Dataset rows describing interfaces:

- - -

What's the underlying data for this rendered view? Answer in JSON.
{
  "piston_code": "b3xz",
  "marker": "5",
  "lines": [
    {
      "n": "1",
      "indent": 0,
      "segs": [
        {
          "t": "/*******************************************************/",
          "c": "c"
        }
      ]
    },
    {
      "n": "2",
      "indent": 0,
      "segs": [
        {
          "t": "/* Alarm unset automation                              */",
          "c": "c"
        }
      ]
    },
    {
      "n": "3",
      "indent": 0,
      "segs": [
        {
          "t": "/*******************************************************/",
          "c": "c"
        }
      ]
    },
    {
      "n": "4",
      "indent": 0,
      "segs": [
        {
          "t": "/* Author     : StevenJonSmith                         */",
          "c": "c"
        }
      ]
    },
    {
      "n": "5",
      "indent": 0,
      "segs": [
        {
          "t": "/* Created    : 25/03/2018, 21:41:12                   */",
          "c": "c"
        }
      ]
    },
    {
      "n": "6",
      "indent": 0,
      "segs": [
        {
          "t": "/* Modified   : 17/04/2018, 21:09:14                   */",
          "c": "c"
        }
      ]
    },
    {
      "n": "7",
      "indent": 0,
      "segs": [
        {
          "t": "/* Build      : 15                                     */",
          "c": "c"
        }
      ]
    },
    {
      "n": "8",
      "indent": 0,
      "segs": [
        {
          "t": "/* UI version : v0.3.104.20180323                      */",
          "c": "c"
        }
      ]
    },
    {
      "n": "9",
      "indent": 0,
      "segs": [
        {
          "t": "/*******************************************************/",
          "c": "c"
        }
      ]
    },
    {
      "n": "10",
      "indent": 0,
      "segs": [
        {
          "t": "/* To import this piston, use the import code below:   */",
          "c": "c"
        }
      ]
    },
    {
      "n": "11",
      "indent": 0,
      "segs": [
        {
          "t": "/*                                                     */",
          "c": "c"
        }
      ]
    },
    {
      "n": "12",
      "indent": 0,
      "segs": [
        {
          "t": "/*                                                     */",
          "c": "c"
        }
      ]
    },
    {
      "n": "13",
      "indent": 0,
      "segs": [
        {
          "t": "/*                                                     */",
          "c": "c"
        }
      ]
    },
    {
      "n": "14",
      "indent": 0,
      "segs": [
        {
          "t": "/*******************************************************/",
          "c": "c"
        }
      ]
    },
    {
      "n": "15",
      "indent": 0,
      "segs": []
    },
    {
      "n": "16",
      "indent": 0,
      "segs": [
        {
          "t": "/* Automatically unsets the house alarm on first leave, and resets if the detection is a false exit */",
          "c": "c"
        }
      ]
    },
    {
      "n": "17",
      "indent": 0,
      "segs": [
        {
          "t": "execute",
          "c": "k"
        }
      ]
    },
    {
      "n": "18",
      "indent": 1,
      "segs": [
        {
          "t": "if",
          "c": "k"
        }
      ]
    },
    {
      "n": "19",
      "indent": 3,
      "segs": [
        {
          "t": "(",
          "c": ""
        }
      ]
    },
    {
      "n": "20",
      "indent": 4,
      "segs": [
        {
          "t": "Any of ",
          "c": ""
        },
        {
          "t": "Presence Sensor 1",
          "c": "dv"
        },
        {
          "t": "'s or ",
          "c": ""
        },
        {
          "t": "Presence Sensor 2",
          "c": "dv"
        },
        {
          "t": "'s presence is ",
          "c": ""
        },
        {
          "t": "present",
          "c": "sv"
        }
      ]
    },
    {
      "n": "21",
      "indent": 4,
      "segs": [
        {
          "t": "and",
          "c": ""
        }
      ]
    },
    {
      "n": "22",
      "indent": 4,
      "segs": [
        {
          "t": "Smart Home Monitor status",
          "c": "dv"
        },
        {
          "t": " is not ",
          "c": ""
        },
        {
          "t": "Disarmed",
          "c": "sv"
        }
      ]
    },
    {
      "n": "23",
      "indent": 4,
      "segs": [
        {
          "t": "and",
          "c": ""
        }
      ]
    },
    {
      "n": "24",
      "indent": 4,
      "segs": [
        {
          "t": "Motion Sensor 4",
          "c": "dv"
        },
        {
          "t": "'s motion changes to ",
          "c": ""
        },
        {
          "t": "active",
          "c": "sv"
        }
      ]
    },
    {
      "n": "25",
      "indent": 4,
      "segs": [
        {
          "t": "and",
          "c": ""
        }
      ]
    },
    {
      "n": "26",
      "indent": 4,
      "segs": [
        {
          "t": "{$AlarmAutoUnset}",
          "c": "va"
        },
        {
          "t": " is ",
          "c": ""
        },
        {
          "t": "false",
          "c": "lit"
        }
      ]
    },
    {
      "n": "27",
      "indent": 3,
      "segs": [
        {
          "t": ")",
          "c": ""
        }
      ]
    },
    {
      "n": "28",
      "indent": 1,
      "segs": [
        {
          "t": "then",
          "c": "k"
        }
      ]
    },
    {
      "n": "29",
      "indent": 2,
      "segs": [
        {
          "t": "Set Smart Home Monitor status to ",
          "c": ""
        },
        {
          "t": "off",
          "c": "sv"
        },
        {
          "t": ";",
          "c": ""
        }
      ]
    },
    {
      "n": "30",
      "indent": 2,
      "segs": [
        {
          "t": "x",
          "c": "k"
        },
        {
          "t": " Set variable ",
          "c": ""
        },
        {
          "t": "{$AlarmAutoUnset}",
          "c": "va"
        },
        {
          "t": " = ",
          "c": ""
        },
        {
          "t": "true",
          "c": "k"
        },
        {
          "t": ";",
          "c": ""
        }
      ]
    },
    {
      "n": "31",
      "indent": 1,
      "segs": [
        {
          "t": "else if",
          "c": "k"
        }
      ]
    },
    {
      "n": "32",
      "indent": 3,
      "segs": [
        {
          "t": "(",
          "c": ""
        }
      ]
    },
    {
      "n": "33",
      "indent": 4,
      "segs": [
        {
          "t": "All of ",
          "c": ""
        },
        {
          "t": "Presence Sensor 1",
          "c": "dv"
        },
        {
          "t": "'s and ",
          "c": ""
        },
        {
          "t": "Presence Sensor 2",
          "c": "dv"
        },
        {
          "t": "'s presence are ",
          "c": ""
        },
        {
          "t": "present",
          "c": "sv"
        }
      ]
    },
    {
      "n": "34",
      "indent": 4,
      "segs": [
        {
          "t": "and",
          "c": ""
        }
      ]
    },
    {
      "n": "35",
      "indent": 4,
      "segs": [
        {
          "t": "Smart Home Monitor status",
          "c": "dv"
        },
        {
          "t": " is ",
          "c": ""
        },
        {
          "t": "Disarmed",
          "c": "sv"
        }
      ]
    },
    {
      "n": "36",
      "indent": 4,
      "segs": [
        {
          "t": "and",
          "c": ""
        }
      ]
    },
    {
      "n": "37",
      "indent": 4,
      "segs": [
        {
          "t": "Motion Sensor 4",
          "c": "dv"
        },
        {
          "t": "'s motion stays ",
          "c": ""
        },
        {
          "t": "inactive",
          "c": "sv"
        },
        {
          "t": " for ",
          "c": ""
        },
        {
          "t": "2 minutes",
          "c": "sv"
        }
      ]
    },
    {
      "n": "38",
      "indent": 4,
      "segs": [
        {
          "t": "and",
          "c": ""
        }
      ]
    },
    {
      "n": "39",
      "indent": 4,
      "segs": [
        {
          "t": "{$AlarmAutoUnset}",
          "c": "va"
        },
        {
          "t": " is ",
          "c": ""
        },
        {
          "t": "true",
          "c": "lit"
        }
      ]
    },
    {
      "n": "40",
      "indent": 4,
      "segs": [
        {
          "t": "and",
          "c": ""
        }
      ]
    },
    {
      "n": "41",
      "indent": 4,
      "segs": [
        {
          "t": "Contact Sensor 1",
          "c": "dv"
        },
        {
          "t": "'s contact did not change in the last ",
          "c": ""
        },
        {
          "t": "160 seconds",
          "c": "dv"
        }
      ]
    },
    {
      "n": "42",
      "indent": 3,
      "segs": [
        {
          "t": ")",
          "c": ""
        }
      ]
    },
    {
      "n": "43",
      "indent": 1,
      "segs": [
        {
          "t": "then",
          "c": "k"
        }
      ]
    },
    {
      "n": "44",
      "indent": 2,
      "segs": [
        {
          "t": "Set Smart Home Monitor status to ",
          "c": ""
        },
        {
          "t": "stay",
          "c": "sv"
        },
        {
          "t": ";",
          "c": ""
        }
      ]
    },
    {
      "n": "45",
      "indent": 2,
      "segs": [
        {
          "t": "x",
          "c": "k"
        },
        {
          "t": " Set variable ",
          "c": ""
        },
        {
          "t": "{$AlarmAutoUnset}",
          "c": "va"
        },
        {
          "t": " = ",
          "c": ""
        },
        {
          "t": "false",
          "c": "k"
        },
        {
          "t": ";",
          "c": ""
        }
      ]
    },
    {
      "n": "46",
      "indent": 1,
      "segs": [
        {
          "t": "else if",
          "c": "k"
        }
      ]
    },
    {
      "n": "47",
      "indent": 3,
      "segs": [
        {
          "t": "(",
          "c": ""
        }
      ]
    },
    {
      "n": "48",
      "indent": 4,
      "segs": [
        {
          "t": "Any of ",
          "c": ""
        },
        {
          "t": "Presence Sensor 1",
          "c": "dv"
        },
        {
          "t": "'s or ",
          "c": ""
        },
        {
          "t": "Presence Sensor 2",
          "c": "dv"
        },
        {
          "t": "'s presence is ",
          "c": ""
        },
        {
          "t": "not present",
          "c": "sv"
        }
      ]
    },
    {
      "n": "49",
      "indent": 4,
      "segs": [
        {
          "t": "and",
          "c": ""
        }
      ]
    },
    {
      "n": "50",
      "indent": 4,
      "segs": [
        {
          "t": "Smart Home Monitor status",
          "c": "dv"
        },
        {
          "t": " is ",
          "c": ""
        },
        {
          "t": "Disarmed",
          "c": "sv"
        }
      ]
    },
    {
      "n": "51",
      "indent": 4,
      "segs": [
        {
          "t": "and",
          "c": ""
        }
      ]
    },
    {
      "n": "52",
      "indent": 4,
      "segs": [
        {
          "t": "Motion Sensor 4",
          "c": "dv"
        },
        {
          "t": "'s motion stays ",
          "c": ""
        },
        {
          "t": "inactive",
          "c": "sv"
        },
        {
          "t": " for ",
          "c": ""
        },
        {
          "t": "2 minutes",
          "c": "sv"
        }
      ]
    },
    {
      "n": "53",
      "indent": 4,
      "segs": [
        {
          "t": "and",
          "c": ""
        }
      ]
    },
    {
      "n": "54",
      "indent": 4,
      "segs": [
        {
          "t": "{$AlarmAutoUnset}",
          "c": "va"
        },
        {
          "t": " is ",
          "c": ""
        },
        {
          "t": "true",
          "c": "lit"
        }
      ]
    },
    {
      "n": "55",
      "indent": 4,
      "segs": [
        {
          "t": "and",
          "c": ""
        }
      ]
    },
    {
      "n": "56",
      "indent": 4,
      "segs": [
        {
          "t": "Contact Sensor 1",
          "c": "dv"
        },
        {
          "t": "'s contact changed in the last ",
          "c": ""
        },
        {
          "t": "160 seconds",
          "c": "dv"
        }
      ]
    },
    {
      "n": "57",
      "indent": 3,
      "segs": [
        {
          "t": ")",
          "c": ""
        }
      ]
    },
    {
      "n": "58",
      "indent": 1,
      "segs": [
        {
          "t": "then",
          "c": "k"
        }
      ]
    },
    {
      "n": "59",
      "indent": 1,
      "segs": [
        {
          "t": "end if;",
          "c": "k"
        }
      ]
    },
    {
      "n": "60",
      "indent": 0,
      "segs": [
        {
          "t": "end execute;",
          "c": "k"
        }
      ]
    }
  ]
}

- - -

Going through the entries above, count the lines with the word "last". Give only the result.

OUTPUT BELOW: 2